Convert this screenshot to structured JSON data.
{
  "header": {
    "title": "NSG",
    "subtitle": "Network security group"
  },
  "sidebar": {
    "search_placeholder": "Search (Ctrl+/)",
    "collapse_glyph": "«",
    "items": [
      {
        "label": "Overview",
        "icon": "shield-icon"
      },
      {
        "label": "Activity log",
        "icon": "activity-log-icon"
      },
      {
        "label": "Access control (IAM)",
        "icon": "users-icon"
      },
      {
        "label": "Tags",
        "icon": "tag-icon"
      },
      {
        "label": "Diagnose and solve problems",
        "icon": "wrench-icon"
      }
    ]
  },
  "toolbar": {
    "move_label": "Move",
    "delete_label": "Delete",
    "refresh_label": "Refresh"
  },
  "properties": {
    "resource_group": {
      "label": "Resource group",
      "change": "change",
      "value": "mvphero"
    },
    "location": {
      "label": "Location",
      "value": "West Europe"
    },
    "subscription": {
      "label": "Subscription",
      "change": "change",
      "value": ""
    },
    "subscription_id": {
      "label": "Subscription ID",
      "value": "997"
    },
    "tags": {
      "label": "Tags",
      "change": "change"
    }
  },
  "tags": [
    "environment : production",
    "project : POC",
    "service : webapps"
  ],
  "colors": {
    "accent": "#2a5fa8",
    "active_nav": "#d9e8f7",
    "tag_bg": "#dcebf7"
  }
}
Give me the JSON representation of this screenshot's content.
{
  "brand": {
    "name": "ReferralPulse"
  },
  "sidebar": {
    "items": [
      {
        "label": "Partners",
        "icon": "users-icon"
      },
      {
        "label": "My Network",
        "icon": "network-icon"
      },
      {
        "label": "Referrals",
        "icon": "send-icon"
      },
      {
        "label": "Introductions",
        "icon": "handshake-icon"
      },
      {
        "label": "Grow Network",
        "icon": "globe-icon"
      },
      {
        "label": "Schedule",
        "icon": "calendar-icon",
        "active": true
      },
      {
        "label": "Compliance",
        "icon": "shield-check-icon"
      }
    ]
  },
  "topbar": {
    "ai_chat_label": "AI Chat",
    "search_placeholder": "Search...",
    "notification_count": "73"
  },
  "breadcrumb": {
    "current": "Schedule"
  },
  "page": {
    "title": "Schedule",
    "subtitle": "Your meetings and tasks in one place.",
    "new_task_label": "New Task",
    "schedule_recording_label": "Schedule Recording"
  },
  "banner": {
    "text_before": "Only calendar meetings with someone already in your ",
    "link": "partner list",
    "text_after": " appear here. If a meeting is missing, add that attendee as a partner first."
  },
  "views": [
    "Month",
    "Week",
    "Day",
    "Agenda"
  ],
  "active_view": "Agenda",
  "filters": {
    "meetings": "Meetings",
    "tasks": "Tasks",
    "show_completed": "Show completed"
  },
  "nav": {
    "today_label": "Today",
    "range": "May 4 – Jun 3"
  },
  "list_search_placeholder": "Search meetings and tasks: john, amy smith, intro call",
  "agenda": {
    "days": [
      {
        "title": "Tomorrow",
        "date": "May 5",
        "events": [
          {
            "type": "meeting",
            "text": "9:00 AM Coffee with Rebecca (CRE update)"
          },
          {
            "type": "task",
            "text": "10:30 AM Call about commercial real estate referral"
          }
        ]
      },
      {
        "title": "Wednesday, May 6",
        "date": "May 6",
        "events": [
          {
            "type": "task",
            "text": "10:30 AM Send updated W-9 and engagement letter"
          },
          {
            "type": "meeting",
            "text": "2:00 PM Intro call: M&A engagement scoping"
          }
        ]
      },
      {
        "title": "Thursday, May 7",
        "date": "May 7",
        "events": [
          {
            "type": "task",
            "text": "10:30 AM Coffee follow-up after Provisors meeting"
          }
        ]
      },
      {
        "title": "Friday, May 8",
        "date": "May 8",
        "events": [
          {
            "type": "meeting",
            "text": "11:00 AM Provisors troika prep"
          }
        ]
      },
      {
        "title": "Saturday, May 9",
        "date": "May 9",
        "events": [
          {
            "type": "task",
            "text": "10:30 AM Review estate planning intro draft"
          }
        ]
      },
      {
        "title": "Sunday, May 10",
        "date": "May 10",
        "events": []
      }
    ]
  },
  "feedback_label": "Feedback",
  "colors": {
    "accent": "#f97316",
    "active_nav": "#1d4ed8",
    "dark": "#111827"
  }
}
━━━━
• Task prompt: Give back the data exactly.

• Answer for the task:
Convert this screenshot to structured JSON data.
{
  "header": {
    "title": "NSG",
    "subtitle": "Network security group"
  },
  "sidebar": {
    "search_placeholder": "Search (Ctrl+/)",
    "collapse_glyph": "«",
    "items": [
      {
        "label": "Overview",
        "icon": "shield-icon"
      },
      {
        "label": "Activity log",
        "icon": "activity-log-icon"
      },
      {
        "label": "Access control (IAM)",
        "icon": "users-icon"
      },
      {
        "label": "Tags",
        "icon": "tag-icon"
      },
      {
        "label": "Diagnose and solve problems",
        "icon": "wrench-icon"
      }
    ]
  },
  "toolbar": {
    "move_label": "Move",
    "delete_label": "Delete",
    "refresh_label": "Refresh"
  },
  "properties": {
    "resource_group": {
      "label": "Resource group",
      "change": "change",
      "value": "mvphero"
    },
    "location": {
      "label": "Location",
      "value": "West Europe"
    },
    "subscription": {
      "label": "Subscription",
      "change": "change",
      "value": ""
    },
    "subscription_id": {
      "label": "Subscription ID",
      "value": "997"
    },
    "tags": {
      "label": "Tags",
      "change": "change"
    }
  },
  "tags": [
    "environment : production",
    "project : POC",
    "service : webapps"
  ],
  "colors": {
    "accent": "#2a5fa8",
    "active_nav": "#d9e8f7",
    "tag_bg": "#dcebf7"
  }
}
Give me the JSON representation of this screenshot's content.
{
  "brand": {
    "name": "ReferralPulse"
  },
  "sidebar": {
    "items": [
      {
        "label": "Partners",
        "icon": "users-icon"
      },
      {
        "label": "My Network",
        "icon": "network-icon"
      },
      {
        "label": "Referrals",
        "icon": "send-icon"
      },
      {
        "label": "Introductions",
        "icon": "handshake-icon"
      },
      {
        "label": "Grow Network",
        "icon": "globe-icon"
      },
      {
        "label": "Schedule",
        "icon": "calendar-icon",
        "active": true
      },
      {
        "label": "Compliance",
        "icon": "shield-check-icon"
      }
    ]
  },
  "topbar": {
    "ai_chat_label": "AI Chat",
    "search_placeholder": "Search...",
    "notification_count": "73"
  },
  "breadcrumb": {
    "current": "Schedule"
  },
  "page": {
    "title": "Schedule",
    "subtitle": "Your meetings and tasks in one place.",
    "new_task_label": "New Task",
    "schedule_recording_label": "Schedule Recording"
  },
  "banner": {
    "text_before": "Only calendar meetings with someone already in your ",
    "link": "partner list",
    "text_after": " appear here. If a meeting is missing, add that attendee as a partner first."
  },
  "views": [
    "Month",
    "Week",
    "Day",
    "Agenda"
  ],
  "active_view": "Agenda",
  "filters": {
    "meetings": "Meetings",
    "tasks": "Tasks",
    "show_completed": "Show completed"
  },
  "nav": {
    "today_label": "Today",
    "range": "May 4 – Jun 3"
  },
  "list_search_placeholder": "Search meetings and tasks: john, amy smith, intro call",
  "agenda": {
    "days": [
      {
        "title": "Tomorrow",
        "date": "May 5",
        "events": [
          {
            "type": "meeting",
            "text": "9:00 AM Coffee with Rebecca (CRE update)"
          },
          {
            "type": "task",
            "text": "10:30 AM Call about commercial real estate referral"
          }
        ]
      },
      {
        "title": "Wednesday, May 6",
        "date": "May 6",
        "events": [
          {
            "type": "task",
            "text": "10:30 AM Send updated W-9 and engagement letter"
          },
          {
            "type": "meeting",
            "text": "2:00 PM Intro call: M&A engagement scoping"
          }
        ]
      },
      {
        "title": "Thursday, May 7",
        "date": "May 7",
        "events": [
          {
            "type": "task",
            "text": "10:30 AM Coffee follow-up after Provisors meeting"
          }
        ]
      },
      {
        "title": "Friday, May 8",
        "date": "May 8",
        "events": [
          {
            "type": "meeting",
            "text": "11:00 AM Provisors troika prep"
          }
        ]
      },
      {
        "title": "Saturday, May 9",
        "date": "May 9",
        "events": [
          {
            "type": "task",
            "text": "10:30 AM Review estate planning intro draft"
          }
        ]
      },
      {
        "title": "Sunday, May 10",
        "date": "May 10",
        "events": []
      }
    ]
  },
  "feedback_label": "Feedback",
  "colors": {
    "accent": "#f97316",
    "active_nav": "#1d4ed8",
    "dark": "#111827"
  }
}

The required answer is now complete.